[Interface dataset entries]
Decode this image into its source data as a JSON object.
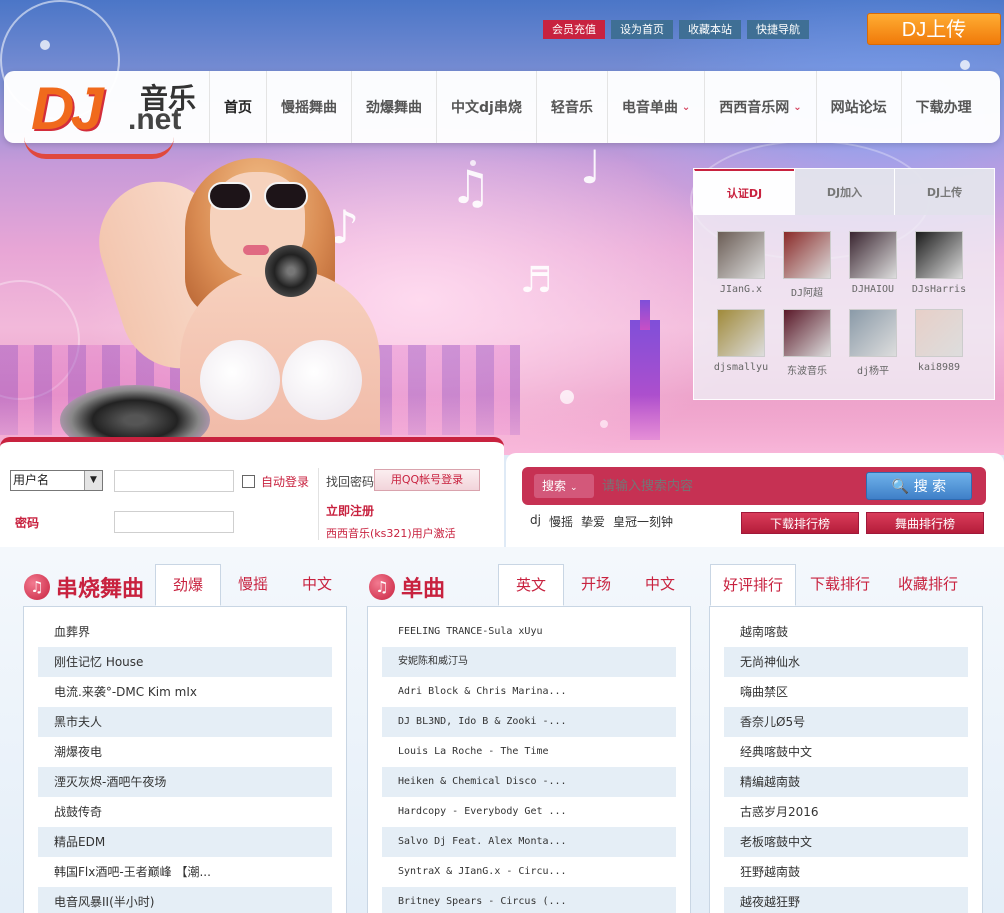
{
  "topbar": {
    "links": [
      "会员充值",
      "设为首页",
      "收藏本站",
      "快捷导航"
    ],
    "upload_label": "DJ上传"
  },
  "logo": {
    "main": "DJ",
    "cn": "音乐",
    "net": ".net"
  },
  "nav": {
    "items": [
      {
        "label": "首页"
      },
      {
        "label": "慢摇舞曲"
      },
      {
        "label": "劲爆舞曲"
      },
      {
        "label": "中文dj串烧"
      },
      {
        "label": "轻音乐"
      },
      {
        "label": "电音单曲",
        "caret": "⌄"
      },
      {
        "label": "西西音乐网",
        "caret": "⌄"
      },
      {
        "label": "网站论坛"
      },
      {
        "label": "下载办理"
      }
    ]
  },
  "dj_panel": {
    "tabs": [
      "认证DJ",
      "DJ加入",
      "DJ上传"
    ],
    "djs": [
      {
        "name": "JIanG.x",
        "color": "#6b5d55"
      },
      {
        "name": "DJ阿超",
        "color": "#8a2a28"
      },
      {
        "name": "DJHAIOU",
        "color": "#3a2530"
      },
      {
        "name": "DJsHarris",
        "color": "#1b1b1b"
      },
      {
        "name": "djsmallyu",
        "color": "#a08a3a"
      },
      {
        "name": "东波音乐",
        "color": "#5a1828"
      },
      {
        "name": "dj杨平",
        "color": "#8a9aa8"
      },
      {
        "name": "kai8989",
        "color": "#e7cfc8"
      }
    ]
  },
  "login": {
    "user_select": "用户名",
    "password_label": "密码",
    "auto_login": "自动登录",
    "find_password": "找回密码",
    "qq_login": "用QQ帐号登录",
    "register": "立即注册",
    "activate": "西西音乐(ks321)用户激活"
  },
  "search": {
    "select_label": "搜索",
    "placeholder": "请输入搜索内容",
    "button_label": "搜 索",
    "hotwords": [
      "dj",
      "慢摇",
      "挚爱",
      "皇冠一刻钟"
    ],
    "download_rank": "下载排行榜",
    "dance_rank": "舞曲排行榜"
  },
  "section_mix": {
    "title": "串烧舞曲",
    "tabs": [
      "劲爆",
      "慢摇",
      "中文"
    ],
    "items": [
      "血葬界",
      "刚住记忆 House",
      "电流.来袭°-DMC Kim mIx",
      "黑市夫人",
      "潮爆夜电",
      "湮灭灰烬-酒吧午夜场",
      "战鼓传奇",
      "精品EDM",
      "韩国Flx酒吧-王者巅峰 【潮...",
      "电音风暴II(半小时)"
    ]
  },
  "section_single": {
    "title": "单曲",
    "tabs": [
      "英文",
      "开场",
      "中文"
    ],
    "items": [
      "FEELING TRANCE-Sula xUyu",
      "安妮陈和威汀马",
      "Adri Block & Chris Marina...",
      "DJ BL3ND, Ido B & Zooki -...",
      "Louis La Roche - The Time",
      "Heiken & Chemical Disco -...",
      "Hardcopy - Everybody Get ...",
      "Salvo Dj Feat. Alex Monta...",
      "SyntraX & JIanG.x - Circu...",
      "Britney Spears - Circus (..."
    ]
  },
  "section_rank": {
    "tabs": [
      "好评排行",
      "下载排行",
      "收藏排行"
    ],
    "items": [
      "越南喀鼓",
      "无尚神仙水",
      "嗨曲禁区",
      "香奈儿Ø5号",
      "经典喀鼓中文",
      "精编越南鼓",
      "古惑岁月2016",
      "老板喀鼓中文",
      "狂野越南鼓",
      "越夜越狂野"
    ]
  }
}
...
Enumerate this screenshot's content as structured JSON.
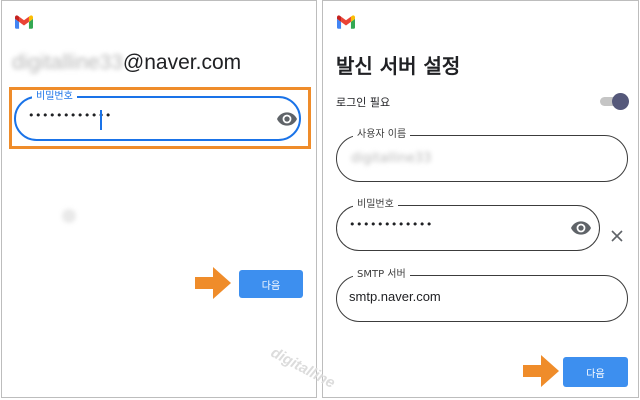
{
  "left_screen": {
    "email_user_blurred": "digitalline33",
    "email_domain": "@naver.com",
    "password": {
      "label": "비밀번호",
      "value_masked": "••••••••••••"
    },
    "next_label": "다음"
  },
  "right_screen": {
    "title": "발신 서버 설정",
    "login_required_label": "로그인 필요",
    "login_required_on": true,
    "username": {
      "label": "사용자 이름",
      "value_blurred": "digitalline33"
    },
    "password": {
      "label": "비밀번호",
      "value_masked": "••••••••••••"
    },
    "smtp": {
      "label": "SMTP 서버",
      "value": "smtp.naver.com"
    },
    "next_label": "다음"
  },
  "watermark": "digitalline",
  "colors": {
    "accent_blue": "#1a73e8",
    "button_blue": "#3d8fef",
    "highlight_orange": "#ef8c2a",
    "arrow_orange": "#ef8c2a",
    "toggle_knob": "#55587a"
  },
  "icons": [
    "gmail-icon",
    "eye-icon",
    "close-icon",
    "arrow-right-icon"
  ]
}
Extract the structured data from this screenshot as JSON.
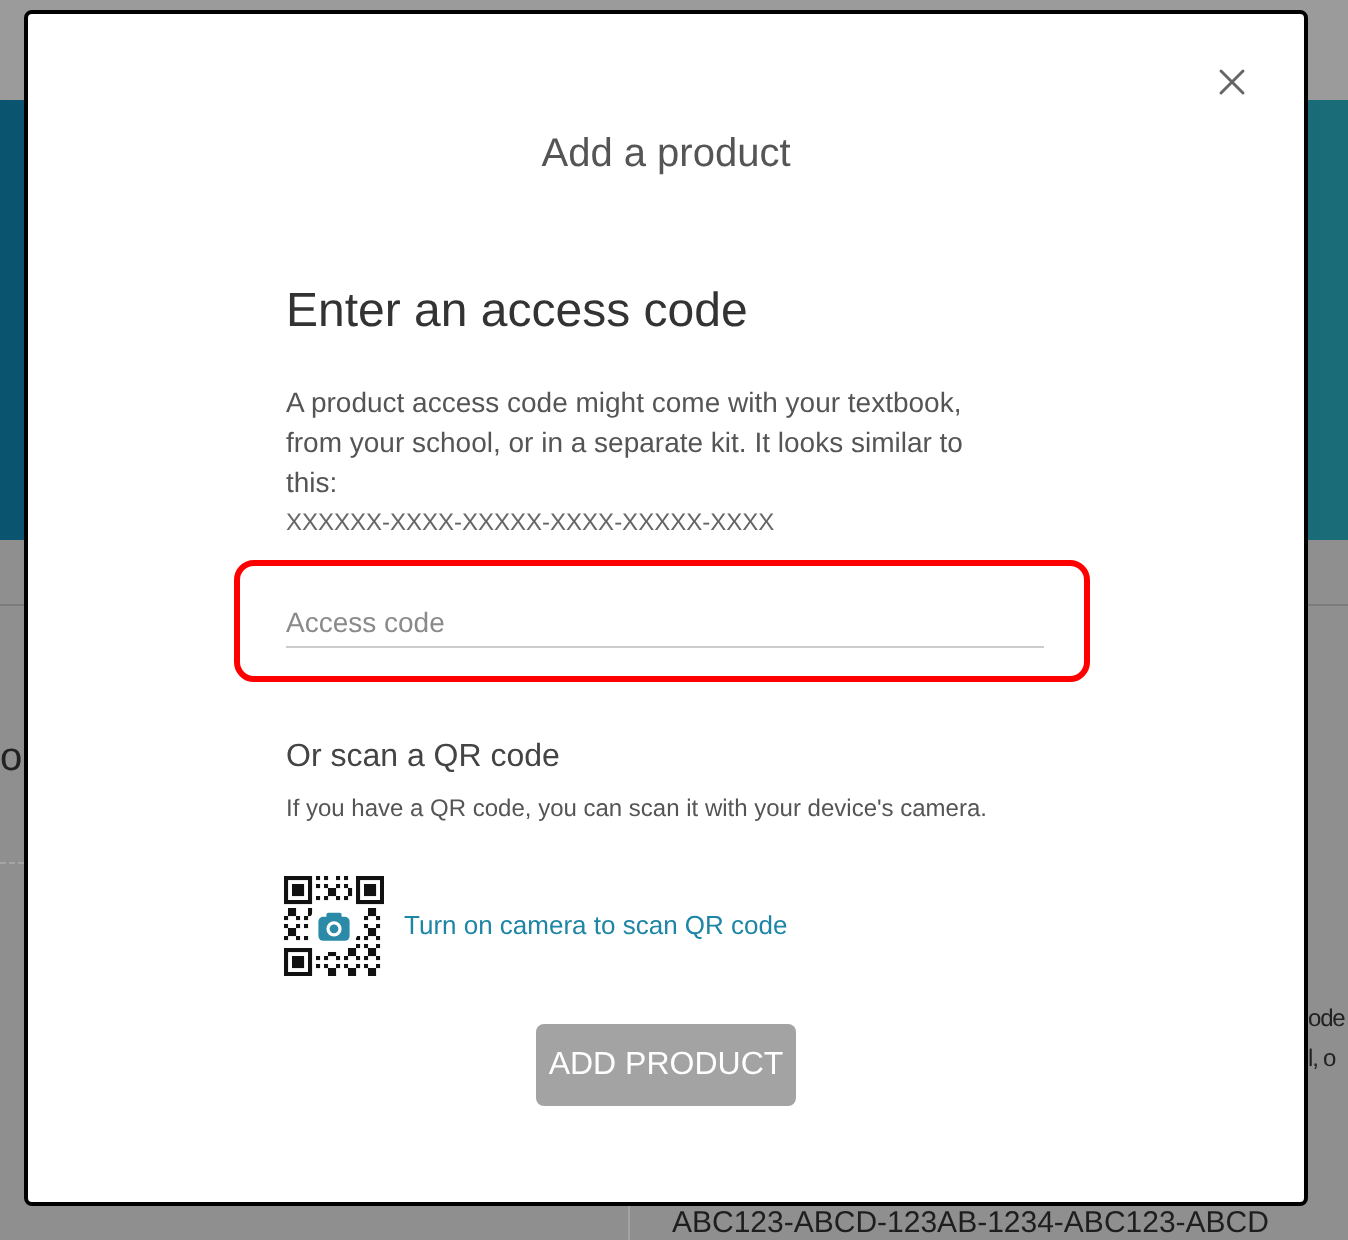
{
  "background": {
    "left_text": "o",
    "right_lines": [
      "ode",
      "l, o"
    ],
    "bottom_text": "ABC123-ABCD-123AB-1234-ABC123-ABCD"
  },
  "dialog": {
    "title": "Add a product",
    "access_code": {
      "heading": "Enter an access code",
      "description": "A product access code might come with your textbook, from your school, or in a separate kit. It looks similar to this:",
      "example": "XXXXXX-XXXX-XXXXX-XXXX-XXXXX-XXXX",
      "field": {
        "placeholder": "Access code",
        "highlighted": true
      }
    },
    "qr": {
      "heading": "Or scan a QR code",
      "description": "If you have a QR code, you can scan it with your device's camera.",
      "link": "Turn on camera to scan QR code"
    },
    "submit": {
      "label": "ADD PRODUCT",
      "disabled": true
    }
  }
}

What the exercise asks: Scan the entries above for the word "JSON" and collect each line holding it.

Reply to the task:
Decode this image into its source data as a JSON object.
Enumerate this screenshot's content as structured JSON.
Extract the structured data from this screenshot as JSON.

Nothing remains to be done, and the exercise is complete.